It happens all the time: an organization is evaluating a big expenditure and someone on the team mentions how it might affect the number of stars the organization will receive from a charity ratings service. Over the last 20 years, I’ve witnessed hundreds of organizations that have made decisions based on maintaining or increasing the number of stars they received. But they do it at the expense of investing in their futures.
In hopes of preserving or gaining stars, many nonprofit leaders axe important initiatives that don’t produce significant net revenue (like donor acquisition and hiring major donor gift officers). At the same time we’ve seen a rise in overvaluing in-kind gifts and a rush to allocate as many expenses to programs (legitimately or not). Organizations have become focused on becoming more and more efficient because efficiency is the primary measure of success in the world of charity ratings. But efficient doesn’t equal effective.
Let’s look at it in a slightly different way. A new guide rates a local restaurant as 4 stars. On your first visit, you are quickly seated and the menu has a long list of low-priced, well-described items. At the bottom is a note that adds, “Your entrée in 15 minutes or it’s FREE!”
Immediately your waiter arrives and takes your order. Your drinks are on the table within three minutes of sitting down and attentively refilled. Just as the 15 minute mark approaches, your food arrives. And with the first bite, you discover the food is disgusting. Absolutely horrible.
You pull out your cell phone and check the app to see their rating criteria. Very clearly it states that restaurants are rated by their efficiency (delivering food quickly at a low cost) and how accountable and transparent they are in their practices (ingredients on the menu, etc.).
There’s nothing to the rating that had anything to do with how good the food tasted –its main mission! How long do you think this restaurant has left before the doors close?
Efficiency isn’t bad in and of itself. But when efficiency comes at the expense of effectiveness and long-term sustainability it should be questioned. If you look at most of the benchmarks throughout the non-profit world, organizations today have fewer donors giving than they did just five years ago. I don’t think that it’s a coincidence.
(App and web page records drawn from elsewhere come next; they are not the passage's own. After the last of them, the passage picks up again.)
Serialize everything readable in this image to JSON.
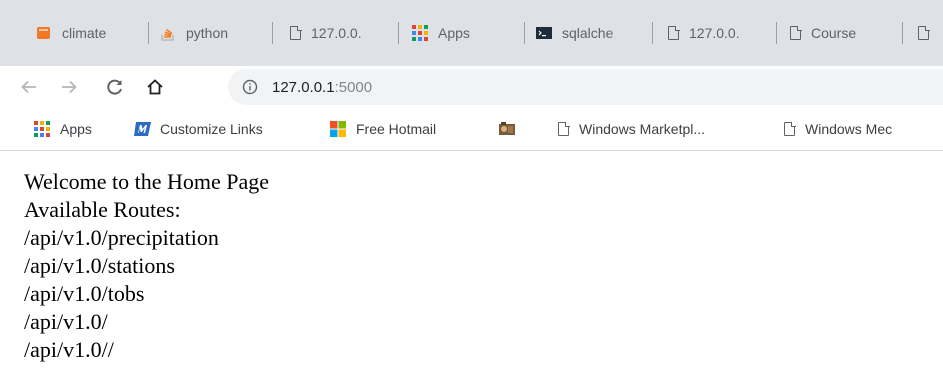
{
  "tabs": [
    {
      "title": "climate",
      "icon": "jupyter-icon"
    },
    {
      "title": "python",
      "icon": "stackoverflow-icon"
    },
    {
      "title": "127.0.0.",
      "icon": "page-icon"
    },
    {
      "title": "Apps",
      "icon": "apps-grid-icon"
    },
    {
      "title": "sqlalche",
      "icon": "terminal-icon"
    },
    {
      "title": "127.0.0.",
      "icon": "page-icon"
    },
    {
      "title": "Course",
      "icon": "page-icon"
    }
  ],
  "toolbar": {
    "url_host": "127.0.0.1",
    "url_port": ":5000"
  },
  "bookmarks": [
    {
      "label": "Apps",
      "icon": "apps-grid-icon"
    },
    {
      "label": "Customize Links",
      "icon": "msn-icon"
    },
    {
      "label": "Free Hotmail",
      "icon": "windows-icon"
    },
    {
      "label": "",
      "icon": "media-icon"
    },
    {
      "label": "Windows Marketpl...",
      "icon": "page-icon"
    },
    {
      "label": "Windows Mec",
      "icon": "page-icon"
    }
  ],
  "page": {
    "heading": "Welcome to the Home Page",
    "routes_label": "Available Routes:",
    "routes": [
      "/api/v1.0/precipitation",
      "/api/v1.0/stations",
      "/api/v1.0/tobs",
      "/api/v1.0/",
      "/api/v1.0//"
    ]
  },
  "colors": {
    "tabstrip": "#dee1e6",
    "omnibox": "#f1f3f4",
    "icon_gray": "#5f6368"
  }
}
The focus on efficiency is the result of the abuses that some organizations have made in taking all of the donor’s gifts and using them in ways that aren’t in keeping with the donor’s intent. They’ve kept too much money for themselves and they’ve spent too much money on churning dollars through endless marketing activities. Efficiency is important to donors, but not as important as outcomes. I’ve found that when organizations sit down with donors and explain the investments that they’re making not only in their futures but in the outcomes, donors not only understand but are supportive of those efforts.
The next time you are sitting around the budgeting table contemplating cutting an opportunity to invest in your organization’s future, ask yourself why you’re doing it. Is it to please some outside third party or is it in the best interest of your organization? Only you can answer that question.